RAB Live Chat
What Went Right: Boone Logan's first half
  • TomH

    I’ve been complaining all this past season that this “austerity” plan or whatever one wishes to call it is unsustainable IF the Yankees intention is to remain an annual contender. To say that it’s a temporary measure never makes sense: a temporary rationality, permitting them to gather themselves together for some future explosion of spending? Not a chance. It would be the beginning of a bad habit.

    I was therefore pleased to sense some degree of shared worry on the part of the conversants in the RAB radio show. It’s very hard to do, making this budget work. You both outline the Swisher problem irrefutably: it has the look of a step down in quality. As it will be if they eventually lose Granderson and, God forbid, Cano.

    The Yankees have been an annual postseason team for just about every year since the mid-90s, the misses are the exxceptions that prove the rule. To do this requires having a lot of high-priced help. To knuckle under to Selig’s leveling tendencies means they will find it very difficult to maintain this rate of success.

    Over time, it’s always a matter of money in baseball. It may be that with changing times the manner of the use of money changes, but it never goes away. It’s always money if a team stays consistently, the key word, at or near the top. Since the early 1920s this has been true of the Yankees, with those two terrible blips in the mid-60s and in the 80s.

    In the 20s and early 30s they ploughed their Ruthian bucks back into the team, while the Giants’ ownership lived high off their revenues. In the 30s and 40s the Yankees poured money into the minor leagues (spurred by Branch Rickey’s success), so much so that “Newark” became for Yankee-haters a source of doom and gloom. Of course, Newark floated on money.

    Later, free agency permitted George S. to use mlb teams as more or less his private “farm system.” We know that this wasn’t always with success.

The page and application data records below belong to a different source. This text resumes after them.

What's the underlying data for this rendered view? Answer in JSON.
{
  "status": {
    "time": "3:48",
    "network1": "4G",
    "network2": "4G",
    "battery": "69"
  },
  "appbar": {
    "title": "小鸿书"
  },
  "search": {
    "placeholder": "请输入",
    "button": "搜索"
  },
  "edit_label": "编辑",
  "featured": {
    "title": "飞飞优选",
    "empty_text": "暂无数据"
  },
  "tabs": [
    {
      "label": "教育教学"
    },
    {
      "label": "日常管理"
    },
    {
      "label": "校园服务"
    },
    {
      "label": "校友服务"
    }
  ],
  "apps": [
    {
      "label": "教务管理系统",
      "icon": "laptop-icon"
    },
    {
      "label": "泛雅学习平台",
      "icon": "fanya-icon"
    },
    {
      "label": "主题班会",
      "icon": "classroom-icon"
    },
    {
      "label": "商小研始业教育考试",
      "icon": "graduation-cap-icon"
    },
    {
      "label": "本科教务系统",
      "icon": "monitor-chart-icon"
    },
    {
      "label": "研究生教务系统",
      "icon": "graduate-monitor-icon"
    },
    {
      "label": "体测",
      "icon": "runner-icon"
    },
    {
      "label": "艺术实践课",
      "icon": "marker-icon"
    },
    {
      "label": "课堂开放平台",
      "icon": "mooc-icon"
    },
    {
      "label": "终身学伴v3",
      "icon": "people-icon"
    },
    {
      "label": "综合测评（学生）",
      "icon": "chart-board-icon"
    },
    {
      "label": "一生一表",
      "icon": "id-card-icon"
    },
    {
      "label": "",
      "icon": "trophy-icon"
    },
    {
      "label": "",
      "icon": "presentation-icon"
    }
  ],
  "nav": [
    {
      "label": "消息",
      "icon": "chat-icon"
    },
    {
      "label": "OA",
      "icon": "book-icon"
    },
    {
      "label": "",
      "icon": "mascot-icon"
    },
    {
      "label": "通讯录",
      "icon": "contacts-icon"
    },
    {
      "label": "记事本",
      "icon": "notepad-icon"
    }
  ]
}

    All things being equal, better to bring up your own people from within the system. But eventually they become Robinson Cano, and if you’ve decided to be austere, you may find you’ve become the farm system for the Dodgers who can pay him.

    The Yankees may learn to be less profligate, but if that happens their fans will have to learn to live with less success. They’ll have to put opaque glass in front of the stand behind home plate, to cover up the empty seats.